The NHTSA is charged with reducing numbers of death, injuries and total economic losses caused by car accidents. They are responsible for investigating any safety defects in cars, odometer fraud, vehicle theft (including anti-theft devices), setting and enforcing fuel economy standards and researching driver behavior and overall traffic safety. Finally, the NHTSA promotes all aspects of driver and passenger safety by promoting they use of and educating the public on things like seat belts, safety seats for children, air bags and reducing the threats posed by those driving under the influence of drugs and alcohol.

So it goes without saying that for those who have a say in the auto industry – from manufacturers all the way down to those of us who buy the cars they produce, the National Highway Traffic Safety Administration (NHTSA) is involved with us in multiple ways.

One of these ways is in tracking recalls.

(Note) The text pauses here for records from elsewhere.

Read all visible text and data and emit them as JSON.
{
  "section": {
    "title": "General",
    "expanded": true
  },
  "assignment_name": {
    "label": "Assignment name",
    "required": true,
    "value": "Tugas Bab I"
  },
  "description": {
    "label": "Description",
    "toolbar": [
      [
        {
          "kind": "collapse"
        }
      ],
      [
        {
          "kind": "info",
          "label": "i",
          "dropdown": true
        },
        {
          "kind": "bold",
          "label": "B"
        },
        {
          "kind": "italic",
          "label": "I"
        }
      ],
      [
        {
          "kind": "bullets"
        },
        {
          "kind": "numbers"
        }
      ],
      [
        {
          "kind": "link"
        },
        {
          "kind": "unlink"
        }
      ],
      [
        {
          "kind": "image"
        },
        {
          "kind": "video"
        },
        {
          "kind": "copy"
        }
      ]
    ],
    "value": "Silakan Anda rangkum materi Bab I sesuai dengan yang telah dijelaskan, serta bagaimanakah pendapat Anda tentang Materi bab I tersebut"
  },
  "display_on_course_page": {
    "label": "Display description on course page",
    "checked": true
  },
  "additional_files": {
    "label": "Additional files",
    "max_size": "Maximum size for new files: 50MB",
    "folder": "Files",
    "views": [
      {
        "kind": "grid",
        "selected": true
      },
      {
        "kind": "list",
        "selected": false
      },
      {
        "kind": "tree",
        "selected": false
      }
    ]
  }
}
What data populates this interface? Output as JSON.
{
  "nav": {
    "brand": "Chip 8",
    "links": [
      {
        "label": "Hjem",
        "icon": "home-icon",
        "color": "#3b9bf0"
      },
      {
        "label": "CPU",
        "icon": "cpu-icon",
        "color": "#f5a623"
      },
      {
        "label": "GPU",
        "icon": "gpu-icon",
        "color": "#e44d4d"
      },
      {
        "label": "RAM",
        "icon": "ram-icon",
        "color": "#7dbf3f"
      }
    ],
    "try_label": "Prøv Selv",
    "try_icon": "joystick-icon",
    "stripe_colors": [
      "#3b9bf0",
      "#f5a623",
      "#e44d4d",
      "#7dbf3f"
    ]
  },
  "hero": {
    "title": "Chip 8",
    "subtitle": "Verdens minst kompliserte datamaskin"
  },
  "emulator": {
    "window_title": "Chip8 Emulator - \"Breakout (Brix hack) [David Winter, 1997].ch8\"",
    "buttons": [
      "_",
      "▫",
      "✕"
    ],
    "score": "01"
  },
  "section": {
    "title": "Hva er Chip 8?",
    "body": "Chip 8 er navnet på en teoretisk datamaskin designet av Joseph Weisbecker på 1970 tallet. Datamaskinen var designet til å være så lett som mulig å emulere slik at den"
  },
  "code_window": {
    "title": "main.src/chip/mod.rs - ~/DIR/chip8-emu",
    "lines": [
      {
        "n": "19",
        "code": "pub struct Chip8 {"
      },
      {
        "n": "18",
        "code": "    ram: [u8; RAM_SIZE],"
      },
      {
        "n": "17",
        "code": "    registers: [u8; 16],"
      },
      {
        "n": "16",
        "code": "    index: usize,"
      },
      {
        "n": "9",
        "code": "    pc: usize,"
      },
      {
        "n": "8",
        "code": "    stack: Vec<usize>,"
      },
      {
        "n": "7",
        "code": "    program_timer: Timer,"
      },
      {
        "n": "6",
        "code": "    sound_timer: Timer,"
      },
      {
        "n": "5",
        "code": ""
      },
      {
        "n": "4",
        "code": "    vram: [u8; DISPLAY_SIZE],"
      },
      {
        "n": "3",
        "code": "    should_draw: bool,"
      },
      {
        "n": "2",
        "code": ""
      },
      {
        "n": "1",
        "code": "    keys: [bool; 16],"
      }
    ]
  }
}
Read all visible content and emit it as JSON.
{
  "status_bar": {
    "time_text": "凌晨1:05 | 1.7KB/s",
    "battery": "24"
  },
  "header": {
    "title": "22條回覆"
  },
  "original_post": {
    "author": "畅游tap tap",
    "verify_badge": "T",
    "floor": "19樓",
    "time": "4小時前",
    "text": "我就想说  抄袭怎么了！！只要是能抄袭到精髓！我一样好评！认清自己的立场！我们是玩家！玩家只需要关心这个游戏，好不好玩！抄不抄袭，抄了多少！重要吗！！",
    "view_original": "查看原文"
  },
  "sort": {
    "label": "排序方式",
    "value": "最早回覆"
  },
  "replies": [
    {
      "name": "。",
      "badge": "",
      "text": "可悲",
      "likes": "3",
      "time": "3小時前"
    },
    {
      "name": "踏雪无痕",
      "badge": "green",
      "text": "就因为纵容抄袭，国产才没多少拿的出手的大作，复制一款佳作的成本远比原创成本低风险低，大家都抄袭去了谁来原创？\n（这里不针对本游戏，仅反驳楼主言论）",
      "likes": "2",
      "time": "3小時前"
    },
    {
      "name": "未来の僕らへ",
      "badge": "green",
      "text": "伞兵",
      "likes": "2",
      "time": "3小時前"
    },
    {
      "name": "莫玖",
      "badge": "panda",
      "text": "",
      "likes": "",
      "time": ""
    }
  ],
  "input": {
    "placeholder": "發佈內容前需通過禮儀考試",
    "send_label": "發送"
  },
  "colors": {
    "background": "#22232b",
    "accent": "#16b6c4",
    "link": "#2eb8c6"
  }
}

The NHTSA track recalls that go well beyond just cars. They also track all recalls of tires, child restraints and seats, motorcycles, motorcycle helmets and various motorcycle equipment, and school buses.

We’ve recently demonstrated how one can utilize the NHTSA website to find out if their car (or any car – one isn’t hindered or limited in the choices they make on the website) has any recalls. But one of the newest services from the NHTSA, a recall notifications through email, only requires a consumer to sign up for the service to be informed of any recalls as they are issued via email. And one is not simply limited to tracking recalls on cars.

NHTSA Website Recall Email Subscriptions

With just a few steps and less than five minutes of your time, you can be informed of any recalls on tires, child seats or vehicles, including motorcycles and school busses. There is a subscription limit of five cars total, based on make/model and model year. The NHTSA also allows subscribers to change their subscription preferences at any time.